What is needed –
Reproduce the records that follow exactly as they appear.

►

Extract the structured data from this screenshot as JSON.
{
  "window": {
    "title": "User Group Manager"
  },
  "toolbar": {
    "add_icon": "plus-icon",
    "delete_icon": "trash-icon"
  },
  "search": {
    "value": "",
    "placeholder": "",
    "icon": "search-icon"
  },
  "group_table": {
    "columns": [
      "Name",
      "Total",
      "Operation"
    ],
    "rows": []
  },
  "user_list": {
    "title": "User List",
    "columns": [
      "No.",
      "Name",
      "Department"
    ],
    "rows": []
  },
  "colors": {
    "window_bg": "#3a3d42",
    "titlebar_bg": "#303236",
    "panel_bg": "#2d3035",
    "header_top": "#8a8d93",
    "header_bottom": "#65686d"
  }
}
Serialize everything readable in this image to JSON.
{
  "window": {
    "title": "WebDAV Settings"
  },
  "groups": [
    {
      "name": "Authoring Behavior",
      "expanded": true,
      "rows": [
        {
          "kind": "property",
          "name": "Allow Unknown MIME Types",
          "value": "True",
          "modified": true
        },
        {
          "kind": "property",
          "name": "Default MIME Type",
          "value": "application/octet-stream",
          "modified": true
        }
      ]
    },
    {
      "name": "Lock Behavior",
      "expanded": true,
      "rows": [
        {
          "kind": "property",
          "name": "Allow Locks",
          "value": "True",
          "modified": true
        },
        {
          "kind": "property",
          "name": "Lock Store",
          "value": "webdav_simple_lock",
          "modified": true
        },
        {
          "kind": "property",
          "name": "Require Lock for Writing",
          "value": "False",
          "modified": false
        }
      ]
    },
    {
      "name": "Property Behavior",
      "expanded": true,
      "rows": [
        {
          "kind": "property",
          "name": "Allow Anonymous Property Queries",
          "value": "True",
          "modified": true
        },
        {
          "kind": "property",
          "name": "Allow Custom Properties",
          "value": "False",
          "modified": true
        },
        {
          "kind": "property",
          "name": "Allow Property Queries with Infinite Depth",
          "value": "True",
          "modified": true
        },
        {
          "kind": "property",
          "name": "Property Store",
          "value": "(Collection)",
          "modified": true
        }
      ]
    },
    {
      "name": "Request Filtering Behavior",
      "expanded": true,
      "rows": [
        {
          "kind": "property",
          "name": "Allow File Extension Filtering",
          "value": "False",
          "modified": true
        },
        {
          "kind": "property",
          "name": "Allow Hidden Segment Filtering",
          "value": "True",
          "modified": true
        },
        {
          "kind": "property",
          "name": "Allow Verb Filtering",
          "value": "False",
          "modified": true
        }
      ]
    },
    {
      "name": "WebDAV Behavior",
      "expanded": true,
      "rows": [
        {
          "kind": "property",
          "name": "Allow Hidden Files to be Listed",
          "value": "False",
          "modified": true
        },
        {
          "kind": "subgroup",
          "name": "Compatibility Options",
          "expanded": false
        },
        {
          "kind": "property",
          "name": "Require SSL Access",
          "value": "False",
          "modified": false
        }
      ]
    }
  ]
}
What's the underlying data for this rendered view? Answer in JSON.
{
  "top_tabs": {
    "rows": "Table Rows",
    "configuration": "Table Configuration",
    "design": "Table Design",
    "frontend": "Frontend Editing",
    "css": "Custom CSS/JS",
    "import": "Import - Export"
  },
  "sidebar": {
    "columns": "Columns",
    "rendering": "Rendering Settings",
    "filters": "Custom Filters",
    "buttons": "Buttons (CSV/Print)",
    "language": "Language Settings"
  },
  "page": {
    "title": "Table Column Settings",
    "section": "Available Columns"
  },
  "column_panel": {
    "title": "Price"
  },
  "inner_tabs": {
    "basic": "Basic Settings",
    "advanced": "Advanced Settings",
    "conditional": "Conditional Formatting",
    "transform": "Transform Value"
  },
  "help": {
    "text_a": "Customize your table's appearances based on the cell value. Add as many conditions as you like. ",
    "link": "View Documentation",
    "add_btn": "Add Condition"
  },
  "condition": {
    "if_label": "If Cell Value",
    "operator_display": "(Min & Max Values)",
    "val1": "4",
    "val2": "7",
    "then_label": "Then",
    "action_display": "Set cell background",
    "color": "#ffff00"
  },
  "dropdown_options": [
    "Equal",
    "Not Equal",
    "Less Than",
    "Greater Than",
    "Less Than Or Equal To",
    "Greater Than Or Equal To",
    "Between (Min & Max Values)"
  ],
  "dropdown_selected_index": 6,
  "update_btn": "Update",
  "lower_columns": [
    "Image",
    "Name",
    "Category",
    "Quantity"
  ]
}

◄

Solution to the exercise –
Extract the structured data from this screenshot as JSON.
{
  "window": {
    "title": "User Group Manager"
  },
  "toolbar": {
    "add_icon": "plus-icon",
    "delete_icon": "trash-icon"
  },
  "search": {
    "value": "",
    "placeholder": "",
    "icon": "search-icon"
  },
  "group_table": {
    "columns": [
      "Name",
      "Total",
      "Operation"
    ],
    "rows": []
  },
  "user_list": {
    "title": "User List",
    "columns": [
      "No.",
      "Name",
      "Department"
    ],
    "rows": []
  },
  "colors": {
    "window_bg": "#3a3d42",
    "titlebar_bg": "#303236",
    "panel_bg": "#2d3035",
    "header_top": "#8a8d93",
    "header_bottom": "#65686d"
  }
}
Serialize everything readable in this image to JSON.
{
  "window": {
    "title": "WebDAV Settings"
  },
  "groups": [
    {
      "name": "Authoring Behavior",
      "expanded": true,
      "rows": [
        {
          "kind": "property",
          "name": "Allow Unknown MIME Types",
          "value": "True",
          "modified": true
        },
        {
          "kind": "property",
          "name": "Default MIME Type",
          "value": "application/octet-stream",
          "modified": true
        }
      ]
    },
    {
      "name": "Lock Behavior",
      "expanded": true,
      "rows": [
        {
          "kind": "property",
          "name": "Allow Locks",
          "value": "True",
          "modified": true
        },
        {
          "kind": "property",
          "name": "Lock Store",
          "value": "webdav_simple_lock",
          "modified": true
        },
        {
          "kind": "property",
          "name": "Require Lock for Writing",
          "value": "False",
          "modified": false
        }
      ]
    },
    {
      "name": "Property Behavior",
      "expanded": true,
      "rows": [
        {
          "kind": "property",
          "name": "Allow Anonymous Property Queries",
          "value": "True",
          "modified": true
        },
        {
          "kind": "property",
          "name": "Allow Custom Properties",
          "value": "False",
          "modified": true
        },
        {
          "kind": "property",
          "name": "Allow Property Queries with Infinite Depth",
          "value": "True",
          "modified": true
        },
        {
          "kind": "property",
          "name": "Property Store",
          "value": "(Collection)",
          "modified": true
        }
      ]
    },
    {
      "name": "Request Filtering Behavior",
      "expanded": true,
      "rows": [
        {
          "kind": "property",
          "name": "Allow File Extension Filtering",
          "value": "False",
          "modified": true
        },
        {
          "kind": "property",
          "name": "Allow Hidden Segment Filtering",
          "value": "True",
          "modified": true
        },
        {
          "kind": "property",
          "name": "Allow Verb Filtering",
          "value": "False",
          "modified": true
        }
      ]
    },
    {
      "name": "WebDAV Behavior",
      "expanded": true,
      "rows": [
        {
          "kind": "property",
          "name": "Allow Hidden Files to be Listed",
          "value": "False",
          "modified": true
        },
        {
          "kind": "subgroup",
          "name": "Compatibility Options",
          "expanded": false
        },
        {
          "kind": "property",
          "name": "Require SSL Access",
          "value": "False",
          "modified": false
        }
      ]
    }
  ]
}
What's the underlying data for this rendered view? Answer in JSON.
{
  "top_tabs": {
    "rows": "Table Rows",
    "configuration": "Table Configuration",
    "design": "Table Design",
    "frontend": "Frontend Editing",
    "css": "Custom CSS/JS",
    "import": "Import - Export"
  },
  "sidebar": {
    "columns": "Columns",
    "rendering": "Rendering Settings",
    "filters": "Custom Filters",
    "buttons": "Buttons (CSV/Print)",
    "language": "Language Settings"
  },
  "page": {
    "title": "Table Column Settings",
    "section": "Available Columns"
  },
  "column_panel": {
    "title": "Price"
  },
  "inner_tabs": {
    "basic": "Basic Settings",
    "advanced": "Advanced Settings",
    "conditional": "Conditional Formatting",
    "transform": "Transform Value"
  },
  "help": {
    "text_a": "Customize your table's appearances based on the cell value. Add as many conditions as you like. ",
    "link": "View Documentation",
    "add_btn": "Add Condition"
  },
  "condition": {
    "if_label": "If Cell Value",
    "operator_display": "(Min & Max Values)",
    "val1": "4",
    "val2": "7",
    "then_label": "Then",
    "action_display": "Set cell background",
    "color": "#ffff00"
  },
  "dropdown_options": [
    "Equal",
    "Not Equal",
    "Less Than",
    "Greater Than",
    "Less Than Or Equal To",
    "Greater Than Or Equal To",
    "Between (Min & Max Values)"
  ],
  "dropdown_selected_index": 6,
  "update_btn": "Update",
  "lower_columns": [
    "Image",
    "Name",
    "Category",
    "Quantity"
  ]
}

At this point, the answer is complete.